(crosses fingers for football)

UTSA v Texas A&M Photo by Bob Levey/Getty Images

On Tuesday, Texas A&M student athletes resumed voluntary on-campus acvities, including utilizing workout and practice facilities. There are many more hurdles to clear as college athletics as a whole tries to figure out what sports will look like this fall, but this is at least a step in that direction.

This comes just a few weeks after the SEC announced that athletes would be allowed back on campus starting June 8.

“It seems like a long time ago that we shut down, but now here we are where we can welcome back our student-athletes, get them in for voluntary workouts and put them in a safe environment,” said Ross Bjork, Texas A&M Director of Athletics. “We always believed that they were safer here, that we could really protect them to the best of our ability. We have tested our student-athletes, they have all been prepped and ready to go. Seeing our student-athletes, seeing that glean in their eye, they are here to compete and this is a step in that process. We’re very excited.”

From a financial perspective, every Power 5 program is likely hoping that the 2020 season plays out as normally as is feasible. But A&M may hope for that even more than most. They have the most returning production in the conference, bolstered by a second straight top-six recruiting class and year three with the same head coach and coordinators.

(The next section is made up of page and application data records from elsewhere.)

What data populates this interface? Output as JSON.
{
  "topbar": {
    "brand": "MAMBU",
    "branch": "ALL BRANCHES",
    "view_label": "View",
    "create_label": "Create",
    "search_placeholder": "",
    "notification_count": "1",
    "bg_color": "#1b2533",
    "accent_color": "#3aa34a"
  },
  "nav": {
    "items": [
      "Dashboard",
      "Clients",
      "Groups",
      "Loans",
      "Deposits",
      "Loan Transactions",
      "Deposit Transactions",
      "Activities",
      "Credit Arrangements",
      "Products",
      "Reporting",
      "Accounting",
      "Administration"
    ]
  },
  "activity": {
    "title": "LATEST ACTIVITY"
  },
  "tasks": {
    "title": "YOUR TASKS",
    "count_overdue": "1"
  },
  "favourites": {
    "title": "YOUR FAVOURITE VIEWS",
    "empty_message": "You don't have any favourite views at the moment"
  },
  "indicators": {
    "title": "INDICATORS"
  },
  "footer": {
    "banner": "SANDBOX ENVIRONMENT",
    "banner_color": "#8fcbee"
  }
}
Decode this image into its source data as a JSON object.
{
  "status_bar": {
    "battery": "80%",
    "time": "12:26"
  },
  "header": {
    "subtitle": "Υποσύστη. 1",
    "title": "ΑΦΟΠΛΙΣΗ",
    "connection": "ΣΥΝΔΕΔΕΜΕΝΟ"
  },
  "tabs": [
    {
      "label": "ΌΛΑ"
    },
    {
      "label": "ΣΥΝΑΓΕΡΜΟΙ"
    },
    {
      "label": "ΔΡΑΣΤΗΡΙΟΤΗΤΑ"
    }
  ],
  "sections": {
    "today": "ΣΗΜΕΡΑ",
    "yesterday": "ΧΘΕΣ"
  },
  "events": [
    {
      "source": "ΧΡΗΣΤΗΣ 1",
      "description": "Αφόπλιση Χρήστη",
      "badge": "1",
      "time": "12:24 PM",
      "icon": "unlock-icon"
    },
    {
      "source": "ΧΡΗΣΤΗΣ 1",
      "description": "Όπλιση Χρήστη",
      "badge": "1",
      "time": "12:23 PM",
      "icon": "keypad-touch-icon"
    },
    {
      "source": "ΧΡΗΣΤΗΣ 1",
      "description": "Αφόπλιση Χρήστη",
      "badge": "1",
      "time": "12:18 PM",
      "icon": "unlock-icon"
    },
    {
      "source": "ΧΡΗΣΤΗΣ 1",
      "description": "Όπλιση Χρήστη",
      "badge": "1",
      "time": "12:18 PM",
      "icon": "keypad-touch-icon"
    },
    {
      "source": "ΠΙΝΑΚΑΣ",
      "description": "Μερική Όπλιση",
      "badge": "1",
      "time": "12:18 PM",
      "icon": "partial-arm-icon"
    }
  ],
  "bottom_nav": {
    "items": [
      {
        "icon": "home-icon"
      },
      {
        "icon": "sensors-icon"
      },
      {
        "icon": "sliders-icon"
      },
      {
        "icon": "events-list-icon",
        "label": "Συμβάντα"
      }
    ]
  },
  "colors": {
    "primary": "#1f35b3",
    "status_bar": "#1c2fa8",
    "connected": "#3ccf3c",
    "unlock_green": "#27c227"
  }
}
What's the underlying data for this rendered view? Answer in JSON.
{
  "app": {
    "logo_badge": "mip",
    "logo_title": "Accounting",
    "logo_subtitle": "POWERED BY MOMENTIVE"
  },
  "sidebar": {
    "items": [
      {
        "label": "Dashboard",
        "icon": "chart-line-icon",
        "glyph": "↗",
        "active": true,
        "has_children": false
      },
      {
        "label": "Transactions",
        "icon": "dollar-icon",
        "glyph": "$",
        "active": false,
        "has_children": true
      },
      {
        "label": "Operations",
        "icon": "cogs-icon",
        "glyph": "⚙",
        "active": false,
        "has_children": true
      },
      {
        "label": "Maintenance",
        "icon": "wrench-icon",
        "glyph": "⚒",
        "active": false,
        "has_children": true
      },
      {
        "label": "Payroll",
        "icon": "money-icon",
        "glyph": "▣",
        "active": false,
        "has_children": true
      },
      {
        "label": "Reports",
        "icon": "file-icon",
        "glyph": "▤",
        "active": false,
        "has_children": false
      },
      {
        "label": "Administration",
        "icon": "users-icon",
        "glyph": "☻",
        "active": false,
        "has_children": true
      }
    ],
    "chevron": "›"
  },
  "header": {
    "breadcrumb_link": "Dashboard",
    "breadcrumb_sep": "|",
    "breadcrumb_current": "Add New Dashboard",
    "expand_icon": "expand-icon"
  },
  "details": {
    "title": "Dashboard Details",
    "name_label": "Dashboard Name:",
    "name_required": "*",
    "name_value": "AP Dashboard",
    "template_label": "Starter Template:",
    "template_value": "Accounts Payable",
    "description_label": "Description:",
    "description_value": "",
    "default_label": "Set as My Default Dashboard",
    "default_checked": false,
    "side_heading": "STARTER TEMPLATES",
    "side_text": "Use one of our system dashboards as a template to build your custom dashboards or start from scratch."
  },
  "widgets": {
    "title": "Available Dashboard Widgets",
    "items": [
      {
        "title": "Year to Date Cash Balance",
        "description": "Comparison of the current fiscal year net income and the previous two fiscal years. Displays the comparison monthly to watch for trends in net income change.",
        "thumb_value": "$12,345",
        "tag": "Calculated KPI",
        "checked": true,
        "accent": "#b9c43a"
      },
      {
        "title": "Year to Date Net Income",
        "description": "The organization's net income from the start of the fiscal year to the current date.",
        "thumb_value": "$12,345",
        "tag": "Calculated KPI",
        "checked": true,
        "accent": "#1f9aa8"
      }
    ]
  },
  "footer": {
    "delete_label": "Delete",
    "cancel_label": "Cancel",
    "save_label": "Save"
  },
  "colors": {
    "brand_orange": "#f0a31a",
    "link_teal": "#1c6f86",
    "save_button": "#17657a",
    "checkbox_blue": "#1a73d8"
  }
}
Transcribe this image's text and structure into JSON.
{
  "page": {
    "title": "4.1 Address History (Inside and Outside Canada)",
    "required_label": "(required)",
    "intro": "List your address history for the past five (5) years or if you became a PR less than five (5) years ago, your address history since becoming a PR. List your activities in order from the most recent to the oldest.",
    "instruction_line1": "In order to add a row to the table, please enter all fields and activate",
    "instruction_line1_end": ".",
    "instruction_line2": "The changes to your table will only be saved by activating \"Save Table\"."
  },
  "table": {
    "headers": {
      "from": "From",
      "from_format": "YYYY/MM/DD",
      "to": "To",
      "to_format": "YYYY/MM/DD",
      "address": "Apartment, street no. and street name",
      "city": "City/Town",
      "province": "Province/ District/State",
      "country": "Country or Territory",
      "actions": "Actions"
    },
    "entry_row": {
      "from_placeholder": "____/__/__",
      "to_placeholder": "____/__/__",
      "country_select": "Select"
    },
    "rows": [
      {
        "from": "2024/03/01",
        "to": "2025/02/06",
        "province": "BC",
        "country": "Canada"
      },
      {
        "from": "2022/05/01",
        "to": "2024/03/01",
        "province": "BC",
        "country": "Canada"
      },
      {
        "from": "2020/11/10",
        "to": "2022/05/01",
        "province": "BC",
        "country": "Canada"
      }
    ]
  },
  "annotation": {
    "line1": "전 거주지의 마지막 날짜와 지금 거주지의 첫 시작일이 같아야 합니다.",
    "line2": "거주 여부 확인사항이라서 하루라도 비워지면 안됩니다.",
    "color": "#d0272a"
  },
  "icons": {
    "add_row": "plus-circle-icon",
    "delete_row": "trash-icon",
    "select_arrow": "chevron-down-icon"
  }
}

Add that to a much easier schedule compared to 2019, and it’s easy to see why many experts are optimistic about the Aggies’ chances this fall. But exactly what the season will look like still remains to be seen.

After all, A&M had to put it’s COVID-19 response plan to the test even before student athletes returned when a handful of athletes tested positive for the virus. It would be silly to assume these would be the last student athletes to test positive, and like everyone, A&M will have to gauge the risk and reward of continuing normal operations if the spread is not contained.

At this point, it seems inevitable that football will be played. But we don’t yet know when, where, how much, and who will be there. But all A&M can do is prepare as best they can to be successful under the most unique of circumstances, and they appear to be doing just that.